Trust Is the Heart of the Blockchain

What was the original intention for the blockchain and Bitcoin?

What does Bitcoin founder Satoshi Nakomoto’s original white paper tell us about it?

The core idea that jumps out at you in Satoshi’s white paper is about trust. How do you create trust between people who want to send each other payments?

The solution, Satoshi writes, is “cryptographic proof” rather than trust. Cryptography is simply the art and science of creating a code, a code that can’t be hacked or changed by someone else.

Satoshi’s insight was that the way to create trust between two people who want to send/receive payments is you don’t rely on trust between them. Instead, rely on cryptography. That’s why some people say the blockchain is a “trustless” system, but what they really mean is it’s “trustful,” completely trustworthy.

Satoshi writes in the white paper:

What is needed is an electronic payment system based on cryptographic proof instead of trust, allowing any two willing parties to transact directly with each other without the need for a trusted third party.

In the absence of something novel to create trust like cryptography, you need to rely on a “trusted third party.” Why is that an issue? Costs.

There is the obvious cost of fees charged by the third party, especially when they’re not being fair or trustworthy (looking at you Wells Fargo and your $35 fees). But it’s deeper than that. It’s what the fees incent and don’t incent in the system.

Fees and minimum transaction amounts hinder what Satoshi calls “small casual transactions” between people. Think of all the value that’s not creating markets and transactions because of this loss.

And not as obviously, it causes people to be somewhat suspicious of each other around the edges of the third party payment system because in that system (which isn’t using cryptography) some payments are reversed. Fraud takes place in today’s payment system and so people are naturally suspicious at some level of anyone they transact with.

What Satoshi proposed, then, is a system that automatically and every time creates an irreversible transaction.
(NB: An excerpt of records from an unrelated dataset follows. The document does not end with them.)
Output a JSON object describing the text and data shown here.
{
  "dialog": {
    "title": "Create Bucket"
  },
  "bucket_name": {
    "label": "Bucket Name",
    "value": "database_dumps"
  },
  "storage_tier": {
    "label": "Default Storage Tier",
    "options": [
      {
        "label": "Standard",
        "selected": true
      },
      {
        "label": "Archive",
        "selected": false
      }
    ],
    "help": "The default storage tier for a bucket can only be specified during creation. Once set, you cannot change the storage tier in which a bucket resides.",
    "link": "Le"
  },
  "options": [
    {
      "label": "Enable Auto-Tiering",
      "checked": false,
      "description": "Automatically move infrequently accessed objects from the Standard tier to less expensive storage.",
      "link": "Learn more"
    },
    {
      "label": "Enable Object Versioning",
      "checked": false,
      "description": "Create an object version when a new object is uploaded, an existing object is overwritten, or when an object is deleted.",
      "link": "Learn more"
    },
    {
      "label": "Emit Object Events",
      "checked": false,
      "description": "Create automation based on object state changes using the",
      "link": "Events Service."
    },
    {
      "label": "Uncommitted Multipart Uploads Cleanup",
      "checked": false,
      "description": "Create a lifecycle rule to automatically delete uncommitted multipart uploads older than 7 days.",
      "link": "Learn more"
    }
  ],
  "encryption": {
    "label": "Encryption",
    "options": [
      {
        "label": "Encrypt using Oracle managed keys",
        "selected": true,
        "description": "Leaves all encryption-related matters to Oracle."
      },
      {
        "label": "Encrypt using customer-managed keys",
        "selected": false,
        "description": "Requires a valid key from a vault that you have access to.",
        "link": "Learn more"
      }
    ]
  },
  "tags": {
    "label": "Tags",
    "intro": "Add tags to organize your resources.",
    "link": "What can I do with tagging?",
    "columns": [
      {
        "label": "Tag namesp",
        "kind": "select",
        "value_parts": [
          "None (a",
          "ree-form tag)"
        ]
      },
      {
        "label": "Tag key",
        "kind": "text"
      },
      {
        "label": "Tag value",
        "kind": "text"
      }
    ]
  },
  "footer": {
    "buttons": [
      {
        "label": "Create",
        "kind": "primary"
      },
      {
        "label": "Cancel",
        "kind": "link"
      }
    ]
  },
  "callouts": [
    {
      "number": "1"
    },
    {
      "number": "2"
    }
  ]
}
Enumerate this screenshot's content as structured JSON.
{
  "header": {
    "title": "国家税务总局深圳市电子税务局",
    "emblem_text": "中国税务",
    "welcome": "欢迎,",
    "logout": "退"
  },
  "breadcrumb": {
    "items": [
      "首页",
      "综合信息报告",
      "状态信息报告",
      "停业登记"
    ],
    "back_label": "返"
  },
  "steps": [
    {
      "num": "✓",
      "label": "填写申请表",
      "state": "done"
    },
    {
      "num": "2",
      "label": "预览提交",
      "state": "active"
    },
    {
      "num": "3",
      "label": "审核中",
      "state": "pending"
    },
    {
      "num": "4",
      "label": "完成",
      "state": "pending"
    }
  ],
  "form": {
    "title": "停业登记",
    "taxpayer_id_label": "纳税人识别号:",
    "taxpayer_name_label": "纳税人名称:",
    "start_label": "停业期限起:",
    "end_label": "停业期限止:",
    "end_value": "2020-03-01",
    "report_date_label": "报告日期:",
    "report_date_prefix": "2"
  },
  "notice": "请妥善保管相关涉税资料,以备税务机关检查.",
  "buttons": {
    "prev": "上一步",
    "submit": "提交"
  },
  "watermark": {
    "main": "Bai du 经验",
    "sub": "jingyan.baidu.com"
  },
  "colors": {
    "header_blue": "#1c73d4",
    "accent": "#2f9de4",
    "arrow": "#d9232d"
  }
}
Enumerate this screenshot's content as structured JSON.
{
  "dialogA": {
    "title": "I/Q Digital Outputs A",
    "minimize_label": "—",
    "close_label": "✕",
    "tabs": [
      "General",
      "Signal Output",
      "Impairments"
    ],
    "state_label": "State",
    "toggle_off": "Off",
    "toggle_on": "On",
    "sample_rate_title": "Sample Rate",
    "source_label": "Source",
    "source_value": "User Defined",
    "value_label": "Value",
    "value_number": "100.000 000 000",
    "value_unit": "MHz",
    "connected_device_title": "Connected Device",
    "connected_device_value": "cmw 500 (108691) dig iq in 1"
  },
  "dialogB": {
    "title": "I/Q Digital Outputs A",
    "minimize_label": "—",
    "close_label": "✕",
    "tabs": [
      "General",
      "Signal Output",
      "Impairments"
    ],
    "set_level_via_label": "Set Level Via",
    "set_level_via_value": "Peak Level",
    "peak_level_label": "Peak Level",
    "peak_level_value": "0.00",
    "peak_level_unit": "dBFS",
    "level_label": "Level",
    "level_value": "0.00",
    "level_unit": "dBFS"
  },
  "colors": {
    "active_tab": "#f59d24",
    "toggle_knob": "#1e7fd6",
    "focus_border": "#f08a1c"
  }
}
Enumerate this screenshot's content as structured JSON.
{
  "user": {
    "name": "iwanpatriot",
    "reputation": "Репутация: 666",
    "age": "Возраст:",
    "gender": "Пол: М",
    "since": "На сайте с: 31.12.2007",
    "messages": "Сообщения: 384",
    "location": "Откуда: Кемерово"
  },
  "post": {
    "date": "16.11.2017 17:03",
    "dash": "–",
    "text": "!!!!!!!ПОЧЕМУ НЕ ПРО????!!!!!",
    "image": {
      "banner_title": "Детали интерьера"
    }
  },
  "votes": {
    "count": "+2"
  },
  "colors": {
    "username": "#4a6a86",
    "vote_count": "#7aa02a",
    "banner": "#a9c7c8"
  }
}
It eliminates the possibility of both blatant fraud and what he called the “double-spending problem,” which is fraudulently spending digital currency more than once.

His proposal, simply put, was a network that would essentially run itself (i.e., no third party) by generating cryptographic proof of every Bitcoin payment (using time stamps and digital signatures from individuals), then, with the help of an entity called “miners,” who are incented to extend and secure the blockchain, group these payments together in a “block,” followed by another block, then another, to create an irreversible, irrefutable “blockchain.”

What’s also striking is that even though you need so called miners to create blocks of transactions that all the other miners will agree is the next block in the chain (accomplished through a type of game they play), miners can fall in an out of the system at will. No particular miner is necessary for the system to function. Either, they believe the incentive to do their job is sufficient or they don’t. It’s brilliant.

“The network,” as Satoshi writes in the conclusion, “is robust in its unstructured simplicity.”

Read his white paper if you have a minute. It’s only eight pages and holds the basic blueprint for the next Internet and financial system that’s happening right now.

(Photo source)

Defining Ethereum

How’s this for a simple definition of Ethereum in today’s New York Times:

“Ethereum is a global computing network operating according to rules defined by Ethereum software.”

Maybe that’s a little too simple.

But the article follows that up with a description giving you a better feel for it, which is “a global smartphone that can be programmed to operate according to the apps built on top of it.”

If you want to jump into the deep end of the genesis of Ethereum, I highly recommend this Wired piece titled “The Uncanny Mind that Built Ethereum,” profiling its founder Vitalk Buterin.

It has a really straightforward description of the blockchain and Bitcoin, which was to remove third parties from both the creation and transfer of currency. This was accomplished by recording payments (Bitcoin) on a new type of open ledger (blockchain).

The success of the Bitcoin blockchain made it obvious to Vitalik Buterin, and others, that you could use the blockchain to facilitate transactions and complex agreegments for anything (e.g., deeds to houses).

He realized the right type of blockchain network “could deliver every imaginable digital service, right out of the box,” and this idea eventually became Ethereum.

Vitalik recently spoke at Disrupt SF 2017 and this is how he described Ethereum:

Where Ethereum comes from is basically you take the idea of crypto economics and the kinds of economic incentives that keeps things like bitcoin going to create decentralized networks with memory for a whole bunch of applications.

In other words, Ethereum uses incentives in a decentralized network with shared memory to run diverse applications. Pretty simple.

(Photo: source)